Those atolls are still fairly unexplored. Only a handful local surf guides know those areas well enough to guide trips here. There are spots exposed to the south west and south east. Swell windows and reef setups are less favourable than in the other areas so that the consistency is lower. However, this area is definitely one of the most uncrowded tropical surf destinations in the world. It is rare that you need to share waves at all. Great for long boarders, SUP surfers and for those short boarders willing to trade consistency for no crowds.
Needless to say a snapped leg rope will be a problem equal to snapping your board if you’re not prepared with a replacement. The Maldives has increased in popularity over the years, but this doesn’t mean you’ll be spoilt with choice when Googling a local surf store in Asia’s smallest country.
The suggestion would be to grab spares of everything (and spares of your spares). 2-3 surfboards is not overkill (namely your “go to” board, your small wave board, and one that moves well in big swell), nor is several spare fins, an additional couple of leg ropes, and enough tropical water wax to open a small candle store.
Beyond surfing equipment, it’s recommended to take along a first aid kit for the inevitable cuts, knocks, and bruises. Throw in insect repellant, booties and sunscreen for defence against the natural elements. And be sure to pack a decent book to rest on your chest as you sway carelessly in your boat’s hammock.
This one shouldn’t be understated in importance. But it also should not be the defining factor on whether or not you venture to one of the world’s finest surfing regions. Generally, trip lengths are booked between 7 and 14 nights, and specials are always on offer throughout the year.
Affordable options are readily available for the spontaneous traveller who dares not to wait and save for their surf mission. Starting at $125 per person per night, it’s hard to beat Dream Catcher II. Your dollar will stretch far on the 107-foot yacht, which contains all the essentials including air conditioning, hot water, Wi-Fi, TV, safe and sound system.
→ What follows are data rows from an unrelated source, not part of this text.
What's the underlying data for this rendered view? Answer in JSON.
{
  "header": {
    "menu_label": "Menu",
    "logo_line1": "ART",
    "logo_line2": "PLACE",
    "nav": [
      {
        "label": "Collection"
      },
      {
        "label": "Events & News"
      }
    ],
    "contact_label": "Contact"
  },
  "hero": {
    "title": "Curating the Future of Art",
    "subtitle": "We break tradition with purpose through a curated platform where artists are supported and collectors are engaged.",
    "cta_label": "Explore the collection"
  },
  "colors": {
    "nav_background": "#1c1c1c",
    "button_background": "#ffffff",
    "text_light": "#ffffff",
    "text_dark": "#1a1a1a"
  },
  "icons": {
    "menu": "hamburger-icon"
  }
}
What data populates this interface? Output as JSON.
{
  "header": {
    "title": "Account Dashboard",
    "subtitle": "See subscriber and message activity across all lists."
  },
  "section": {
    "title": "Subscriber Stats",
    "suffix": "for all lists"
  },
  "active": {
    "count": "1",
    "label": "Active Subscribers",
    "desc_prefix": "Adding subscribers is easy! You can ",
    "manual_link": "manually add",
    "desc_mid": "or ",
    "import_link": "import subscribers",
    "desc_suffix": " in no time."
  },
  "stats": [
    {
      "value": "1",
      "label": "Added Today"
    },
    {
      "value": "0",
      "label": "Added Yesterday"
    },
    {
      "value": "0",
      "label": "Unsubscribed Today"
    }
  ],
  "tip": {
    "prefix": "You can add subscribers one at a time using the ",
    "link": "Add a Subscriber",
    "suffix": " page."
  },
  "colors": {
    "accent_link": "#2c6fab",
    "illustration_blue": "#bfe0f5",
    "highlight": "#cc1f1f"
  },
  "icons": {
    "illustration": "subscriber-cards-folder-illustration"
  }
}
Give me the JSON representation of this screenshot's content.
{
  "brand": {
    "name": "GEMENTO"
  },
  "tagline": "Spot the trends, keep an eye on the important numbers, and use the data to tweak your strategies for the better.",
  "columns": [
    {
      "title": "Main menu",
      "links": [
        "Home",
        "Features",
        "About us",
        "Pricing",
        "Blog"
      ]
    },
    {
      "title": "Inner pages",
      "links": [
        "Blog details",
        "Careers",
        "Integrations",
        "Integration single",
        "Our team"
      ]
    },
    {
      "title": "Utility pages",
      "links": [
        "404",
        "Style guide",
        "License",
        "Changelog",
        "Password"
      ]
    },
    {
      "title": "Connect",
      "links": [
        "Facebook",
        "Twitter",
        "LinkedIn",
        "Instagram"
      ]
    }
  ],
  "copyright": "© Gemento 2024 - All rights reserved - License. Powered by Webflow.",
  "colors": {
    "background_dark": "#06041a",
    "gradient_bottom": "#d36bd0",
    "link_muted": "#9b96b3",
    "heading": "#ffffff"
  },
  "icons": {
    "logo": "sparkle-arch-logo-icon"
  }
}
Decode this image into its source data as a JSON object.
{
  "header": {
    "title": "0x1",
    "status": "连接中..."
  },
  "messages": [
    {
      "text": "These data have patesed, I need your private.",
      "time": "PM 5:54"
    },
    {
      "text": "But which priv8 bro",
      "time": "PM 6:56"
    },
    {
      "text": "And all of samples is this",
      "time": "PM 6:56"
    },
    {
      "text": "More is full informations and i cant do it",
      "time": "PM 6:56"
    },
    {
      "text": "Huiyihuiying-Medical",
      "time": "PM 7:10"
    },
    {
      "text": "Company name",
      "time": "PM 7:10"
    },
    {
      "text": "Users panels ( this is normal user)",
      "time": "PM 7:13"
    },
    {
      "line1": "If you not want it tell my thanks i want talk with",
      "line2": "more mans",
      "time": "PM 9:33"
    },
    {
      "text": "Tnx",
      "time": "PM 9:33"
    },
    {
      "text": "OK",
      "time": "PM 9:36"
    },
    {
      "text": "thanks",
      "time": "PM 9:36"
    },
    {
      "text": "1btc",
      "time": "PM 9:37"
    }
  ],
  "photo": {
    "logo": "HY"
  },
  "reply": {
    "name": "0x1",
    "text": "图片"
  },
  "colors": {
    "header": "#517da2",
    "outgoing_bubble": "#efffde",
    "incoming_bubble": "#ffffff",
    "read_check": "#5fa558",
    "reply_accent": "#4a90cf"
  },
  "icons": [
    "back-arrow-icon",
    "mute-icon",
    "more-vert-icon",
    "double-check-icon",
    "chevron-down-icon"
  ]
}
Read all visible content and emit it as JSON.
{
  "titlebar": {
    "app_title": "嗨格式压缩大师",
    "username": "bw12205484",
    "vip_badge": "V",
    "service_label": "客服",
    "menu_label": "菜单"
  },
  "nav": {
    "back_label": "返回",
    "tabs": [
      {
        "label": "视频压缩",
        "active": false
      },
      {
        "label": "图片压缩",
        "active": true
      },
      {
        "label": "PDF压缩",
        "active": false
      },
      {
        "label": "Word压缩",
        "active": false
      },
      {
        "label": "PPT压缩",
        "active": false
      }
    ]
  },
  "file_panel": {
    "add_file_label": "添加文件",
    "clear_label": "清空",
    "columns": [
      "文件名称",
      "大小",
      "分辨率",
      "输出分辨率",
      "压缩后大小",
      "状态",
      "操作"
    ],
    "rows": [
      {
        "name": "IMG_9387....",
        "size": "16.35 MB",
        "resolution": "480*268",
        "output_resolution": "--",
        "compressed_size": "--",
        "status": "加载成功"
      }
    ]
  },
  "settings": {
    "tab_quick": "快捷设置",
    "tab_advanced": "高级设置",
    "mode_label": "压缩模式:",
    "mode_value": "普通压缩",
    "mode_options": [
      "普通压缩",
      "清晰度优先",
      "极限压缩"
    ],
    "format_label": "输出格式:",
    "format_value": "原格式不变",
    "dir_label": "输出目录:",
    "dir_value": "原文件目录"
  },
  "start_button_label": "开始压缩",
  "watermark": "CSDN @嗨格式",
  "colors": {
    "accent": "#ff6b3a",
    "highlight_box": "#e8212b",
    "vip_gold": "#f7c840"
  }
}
The same budgeted traveler should also consider to surf with the Koimala, which is similar in price but only required 4 guests for it to set sail. The service is outstanding, and the smaller vessel will certainly give you the intimate surfing experience that all chase on these otherworld adventures.
Moving up the pricing list, the luxurious Gurahali averages $200 per person per night. There’s nothing not to love about this operator, which can aptly be described as a deliciously comfortable one. Private charters start with six people and solo travellers are welcome.
A great option for families and couples is the stunning Fantom. They boast tailored trips, luxurious cabins, and a chef who has spent the last 25 years filling bellies with the freshest of local produce.
Finally, for those who follow the ‘you only live once’ idiom, Soneva In Aqua is the relaxation hub for the relaxation addicts, with spa treatment and Sous Chef readily available. The staff has even been trained to lead stargazing sessions by a Soneva astronomer. The charter is simply stunning and the service would rival any five-star hotel found on land.
Not mandatory, but certainly altruistic, it’s always very well received by your hardworking crew when a tip is given; something to keep in mind when constructing your impressive budget spreadsheet on Excel.
4. When to go?
Generally the Maldives is targeted for waves anytime throughout the year. The bigger sets and stronger winds will be seen in May to October, with it mellowing out between March to May in the months of clean and glassy waters. Check the charts for prevailing winds, which tend to swing from month to month.
Feel free to ask the specialists at LUEX for more detailed advice on surf packages, and avoiding unexpected headaches on the journey to your slice of surfer’s paradise. Last but not least, don’t forget to bring the one tool every charter boat gloater needs… the camera. You’ll want the visuals when harping on to friends about that epic trip to the Maldives.